COVID-19 has significantly raised the issue of senior care facilities. Substandard conditions are the result of several factors including ageism, racism, and ignorance.
The economy and low standards are contributors. Fear can be a factor when planning one’s own or a family member’s care. In the next few weeks, the Olds Age-Friendly committee will offer a variety of viewpoints and some solutions.
Now is an ideal time to forward you suggestions to this newspaper, your MLA and MP.
Future topics include:
- Private/public/stay at home
- Costs and standards
- Staffing, training, volunteers
- Dementia care and research
- Reviewing other systems
- Senior health issues
- End of life care
People are already identifying issues and making recommendations that sound reasonable and feasible. Are they? While advocating for a system change, we recognize our limits and acknowledge our vested interest in improving systems.
As a child, I visited a family with an elderly relative lying in a hospital bed in the middle of the living room. Family members visited and cared for him, sharing in the burden.
As a young adult, I had health care discussions with many politicians. In the 1980s, these politicians believed families should care for their family members whether aged, disabled or nearing end-of-life.
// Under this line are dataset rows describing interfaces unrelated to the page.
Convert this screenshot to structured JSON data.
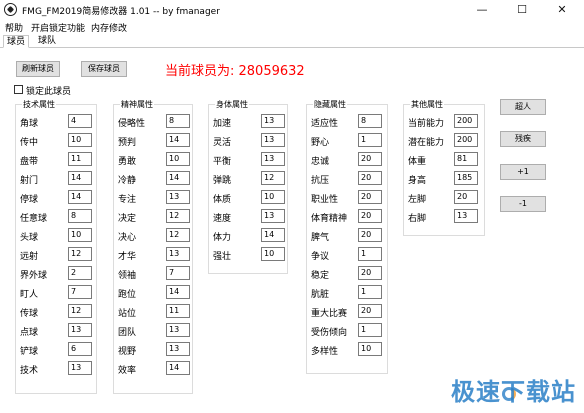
{
  "window": {
    "title": "FMG_FM2019简易修改器 1.01 -- by fmanager",
    "min": "—",
    "max": "☐",
    "close": "✕"
  },
  "menu": [
    "帮助",
    "开启锁定功能",
    "内存修改"
  ],
  "tabs": [
    "球员",
    "球队"
  ],
  "buttons": {
    "refresh": "刷新球员",
    "save": "保存球员",
    "super": "超人",
    "weak": "残疾",
    "plus": "+1",
    "minus": "-1"
  },
  "current_player": "当前球员为: 28059632",
  "lock_label": "锁定此球员",
  "groups": {
    "technical": {
      "title": "技术属性",
      "rows": [
        {
          "label": "角球",
          "value": "4"
        },
        {
          "label": "传中",
          "value": "10"
        },
        {
          "label": "盘带",
          "value": "11"
        },
        {
          "label": "射门",
          "value": "14"
        },
        {
          "label": "停球",
          "value": "14"
        },
        {
          "label": "任意球",
          "value": "8"
        },
        {
          "label": "头球",
          "value": "10"
        },
        {
          "label": "远射",
          "value": "12"
        },
        {
          "label": "界外球",
          "value": "2"
        },
        {
          "label": "盯人",
          "value": "7"
        },
        {
          "label": "传球",
          "value": "12"
        },
        {
          "label": "点球",
          "value": "13"
        },
        {
          "label": "铲球",
          "value": "6"
        },
        {
          "label": "技术",
          "value": "13"
        }
      ]
    },
    "mental": {
      "title": "精神属性",
      "rows": [
        {
          "label": "侵略性",
          "value": "8"
        },
        {
          "label": "预判",
          "value": "14"
        },
        {
          "label": "勇敢",
          "value": "10"
        },
        {
          "label": "冷静",
          "value": "14"
        },
        {
          "label": "专注",
          "value": "13"
        },
        {
          "label": "决定",
          "value": "12"
        },
        {
          "label": "决心",
          "value": "12"
        },
        {
          "label": "才华",
          "value": "13"
        },
        {
          "label": "领袖",
          "value": "7"
        },
        {
          "label": "跑位",
          "value": "14"
        },
        {
          "label": "站位",
          "value": "11"
        },
        {
          "label": "团队",
          "value": "13"
        },
        {
          "label": "视野",
          "value": "13"
        },
        {
          "label": "效率",
          "value": "14"
        }
      ]
    },
    "physical": {
      "title": "身体属性",
      "rows": [
        {
          "label": "加速",
          "value": "13"
        },
        {
          "label": "灵活",
          "value": "13"
        },
        {
          "label": "平衡",
          "value": "13"
        },
        {
          "label": "弹跳",
          "value": "12"
        },
        {
          "label": "体质",
          "value": "10"
        },
        {
          "label": "速度",
          "value": "13"
        },
        {
          "label": "体力",
          "value": "14"
        },
        {
          "label": "强壮",
          "value": "10"
        }
      ]
    },
    "hidden": {
      "title": "隐藏属性",
      "rows": [
        {
          "label": "适应性",
          "value": "8"
        },
        {
          "label": "野心",
          "value": "1"
        },
        {
          "label": "忠诚",
          "value": "20"
        },
        {
          "label": "抗压",
          "value": "20"
        },
        {
          "label": "职业性",
          "value": "20"
        },
        {
          "label": "体育精神",
          "value": "20"
        },
        {
          "label": "脾气",
          "value": "20"
        },
        {
          "label": "争议",
          "value": "1"
        },
        {
          "label": "稳定",
          "value": "20"
        },
        {
          "label": "肮脏",
          "value": "1"
        },
        {
          "label": "重大比赛",
          "value": "20"
        },
        {
          "label": "受伤倾向",
          "value": "1"
        },
        {
          "label": "多样性",
          "value": "10"
        }
      ]
    },
    "other": {
      "title": "其他属性",
      "rows": [
        {
          "label": "当前能力",
          "value": "200"
        },
        {
          "label": "潜在能力",
          "value": "200"
        },
        {
          "label": "体重",
          "value": "81"
        },
        {
          "label": "身高",
          "value": "185"
        },
        {
          "label": "左脚",
          "value": "20"
        },
        {
          "label": "右脚",
          "value": "13"
        }
      ]
    }
  },
  "watermark": "极速下载站"
}
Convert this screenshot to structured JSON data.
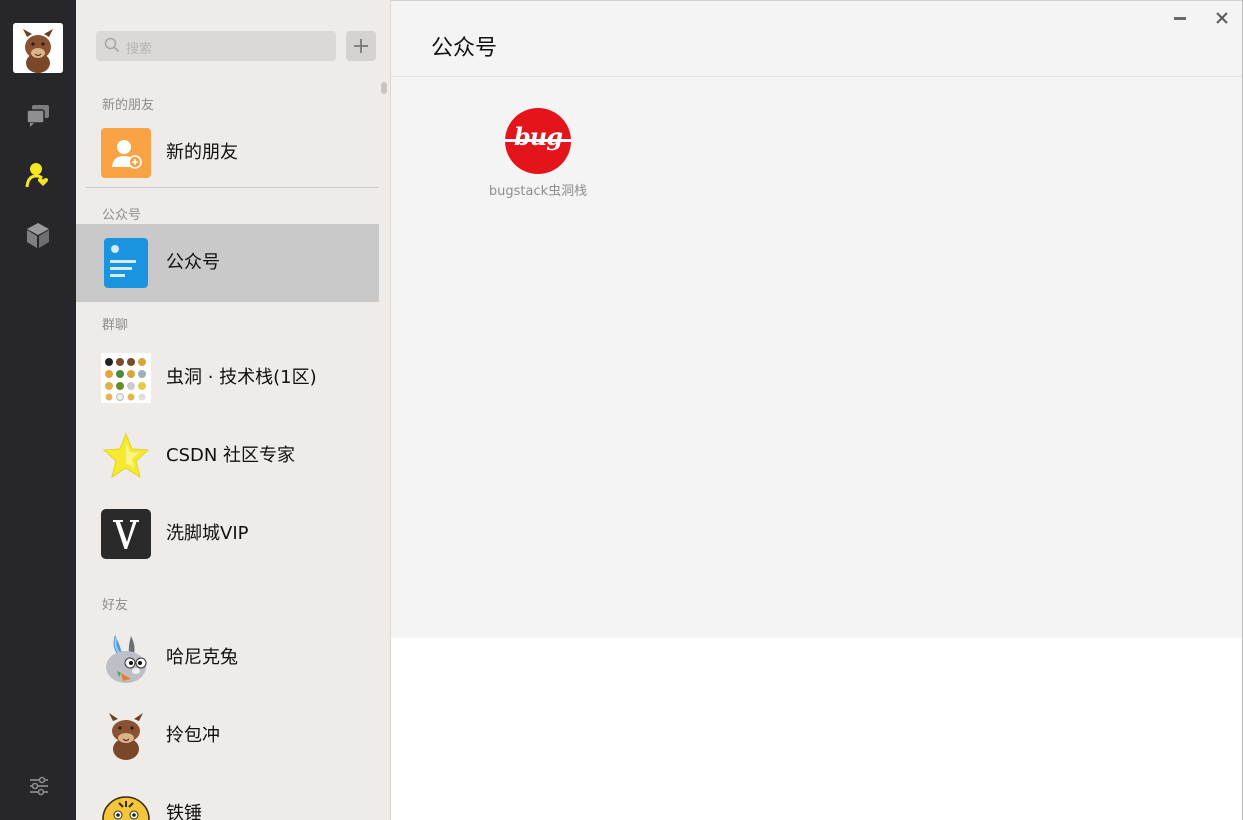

The politicians — a majority of them male — struggled to envision this was not possible for everyone. Female, once stay-at-home caregivers, were becoming a vital part of the workforce.
Smaller families, and adult children often working in different cities, confirmed the family-caregiver model no longer worked. Even in the ‘good old days’ some seniors were inadvertently neglected. I recall as a Girl Guide, visiting a seniors’ home: one small room held three men who looked hopeless and depressed.
The room had meagre furnishings: no books and no TV, but one dusty violin. I could not imagine my grandparents being in this situation.
Today some facilities seem plush by comparison. It appears not uncommon though, to have four people in a room. While this setting might be adequate for some, other adults may desire, and need, more privacy.
Some facilities have TVs, books, computers, and games. The questions now are: who will operate the equipment, play the games, or read the books? Anyone?
The future direction of elder care will require global input from geriatric specialists, those living with disabilities, and, of course, seniors.
Decision-makers should learn and understand the huge variety of older peoples' needs and available options. Understanding various systems and customs may produce quality strategies for our rural and urban communities.
The best decisions might include suggestions from persons representing every part of our society. These changes will not be made in isolation.
Thus, the approved changes may be cost effective while meeting seniors evolving needs.
Next week: options; public/private/stay at home.
- Age-Friendly Committee of Olds Institute